When was the last time you went to a mall? For me, it was over the holiday season when I hesitantly performed pick up and drop off duties for my family. Usually packed to the gills during peak holiday times, mall traffic was noticeably lighter. As I watched the masses comb for sales in the brick-and-mortar space, I couldn’t help but wonder about the crowds that I couldn’t see. What happened to this once great meeting place: is it dying a slow, painful death or does the mall space have time yet to reinvent itself? Or is the writing on the wall with the onslaught of technical marvels like Google Glass, in-store tracking concerns and Amazon’s uncanny ability to outperform everyone leaving the remainder of retailers to battle for a smaller piece of the retail pie?
The Great American Mall was once a symbol of strength, vibrancy and a status symbol for shoppers everywhere. Many once-thriving mega-anchors like JC Penney have laid off workers by the hundreds or similar to now-shuttered Borders, closed their cash registers for the last time. Empty store-fronts sit vacant and eerily dark within the malls of today and it’s easy to lose count of the once mighty shopping meccas going bust. There’s even a website that chronicles dying malls and closed stores within shopping centers. In fact, Green Street Advisors forecast that 15% of the nation’s enclosed malls will fail or be converted into non-retail space in the next decade, up from its prediction of 10% just two years ago.

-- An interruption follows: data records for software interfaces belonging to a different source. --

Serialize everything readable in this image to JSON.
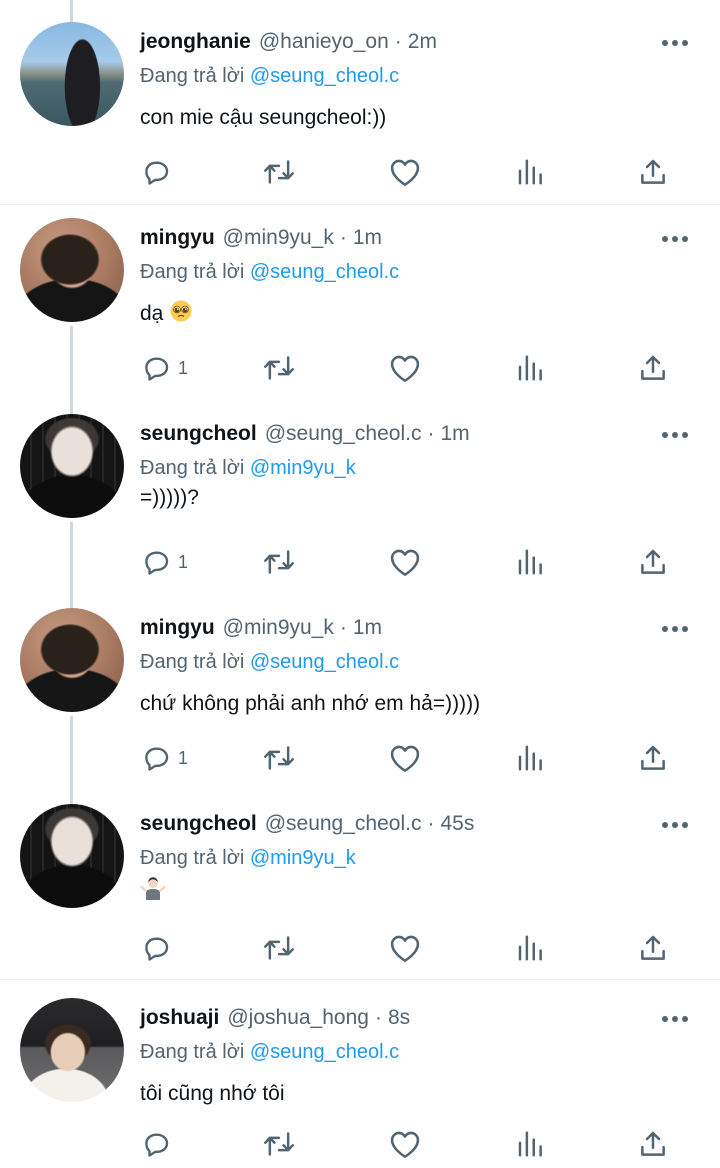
{
  "reply_prefix": "Đang trả lời",
  "colors": {
    "accent": "#1d9bf0",
    "secondary_text": "#536471",
    "thread_line": "#cfd9de"
  },
  "tweets": [
    {
      "name": "jeonghanie",
      "handle": "@hanieyo_on",
      "separator": "·",
      "time": "2m",
      "reply_to": "@seung_cheol.c",
      "text": "con mie cậu seungcheol:))",
      "reply_count": "",
      "avatar_icon": "avatar-photo"
    },
    {
      "name": "mingyu",
      "handle": "@min9yu_k",
      "separator": "·",
      "time": "1m",
      "reply_to": "@seung_cheol.c",
      "text": "dạ",
      "text_emoji": "pleading-face-emoji",
      "reply_count": "1",
      "avatar_icon": "avatar-photo"
    },
    {
      "name": "seungcheol",
      "handle": "@seung_cheol.c",
      "separator": "·",
      "time": "1m",
      "reply_to": "@min9yu_k",
      "text": "=)))))?",
      "reply_count": "1",
      "avatar_icon": "avatar-photo"
    },
    {
      "name": "mingyu",
      "handle": "@min9yu_k",
      "separator": "·",
      "time": "1m",
      "reply_to": "@seung_cheol.c",
      "text": "chứ không phải anh nhớ em hả=)))))",
      "reply_count": "1",
      "avatar_icon": "avatar-photo"
    },
    {
      "name": "seungcheol",
      "handle": "@seung_cheol.c",
      "separator": "·",
      "time": "45s",
      "reply_to": "@min9yu_k",
      "text": "",
      "text_emoji": "person-shrugging-emoji",
      "reply_count": "",
      "avatar_icon": "avatar-photo"
    },
    {
      "name": "joshuaji",
      "handle": "@joshua_hong",
      "separator": "·",
      "time": "8s",
      "reply_to": "@seung_cheol.c",
      "text": "tôi cũng nhớ tôi",
      "reply_count": "",
      "avatar_icon": "avatar-photo"
    }
  ],
  "action_icons": [
    "reply-icon",
    "retweet-icon",
    "like-icon",
    "views-icon",
    "share-icon"
  ]
}
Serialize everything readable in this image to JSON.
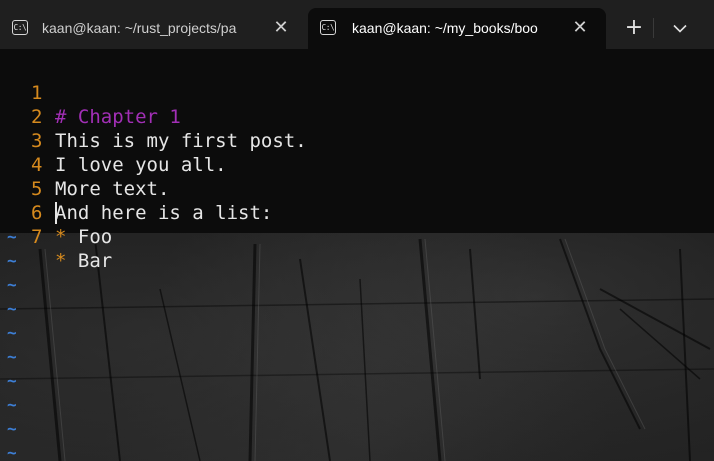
{
  "tabs": [
    {
      "title": "kaan@kaan: ~/rust_projects/pa",
      "icon": "terminal-icon",
      "icon_glyph": "C:\\",
      "active": false
    },
    {
      "title": "kaan@kaan: ~/my_books/boo",
      "icon": "terminal-icon",
      "icon_glyph": "C:\\",
      "active": true
    }
  ],
  "tab_controls": {
    "new_tab": "+",
    "close": "✕",
    "dropdown_icon": "chevron-down-icon"
  },
  "editor": {
    "lines": [
      {
        "number": "1",
        "text": "# Chapter 1"
      },
      {
        "number": "2",
        "text": "This is my first post."
      },
      {
        "number": "3",
        "text": "I love you all."
      },
      {
        "number": "4",
        "text": "More text."
      },
      {
        "number": "5",
        "text": "And here is a list:"
      },
      {
        "number": "6",
        "bullet": "*",
        "text": " Foo"
      },
      {
        "number": "7",
        "bullet": "*",
        "text": " Bar"
      }
    ],
    "empty_line_marker": "~",
    "colors": {
      "line_number": "#d68a1e",
      "heading": "#a22fb6",
      "text": "#e6e6e6",
      "tilde": "#3d7fd6",
      "background": "#0c0c0c"
    }
  }
}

While the cool factor of yesterday’s mall has certainly ebbed in the wake of the digital revolution, there’s no question that brick-and-mortars have some catching up to do with their leaner digital counterparts. Pricey real estate and personnel costs are just some of the factors that can eat away at profits. Throw in the customer experience conundrum in an omnichannel world and it’s enough to pack up and turn the store-front into a museum exhibit of what once was.
But many companies are viewing today’s non-line customer and their desire for a universal experience across all channels as a rallying cry for action. Brands like Staples are rebalancing their resources to support strong online strategies and a chance to realign investments to better support fast-growth ecommerce sales. For them, and major retailers everywhere, the challenge is to bridge the gap between the physical and digital while still delivering excellent customer experiences. This doesn’t mean the all-important store or even the once mighty mall will disappear but we will begin to experience an era where retailers begin to right size their brick-and-mortar locations based off customer needs and wants.
Our latest contributed article “Should rightsizing be retail’s next big step“, featured in Multichannel Merchant, examines what size is the right size–be it pop-up, smaller concepts or even out of the box options like mini distribution centers. Read the article and then tell us in the comments section what you think is retail’s next big step.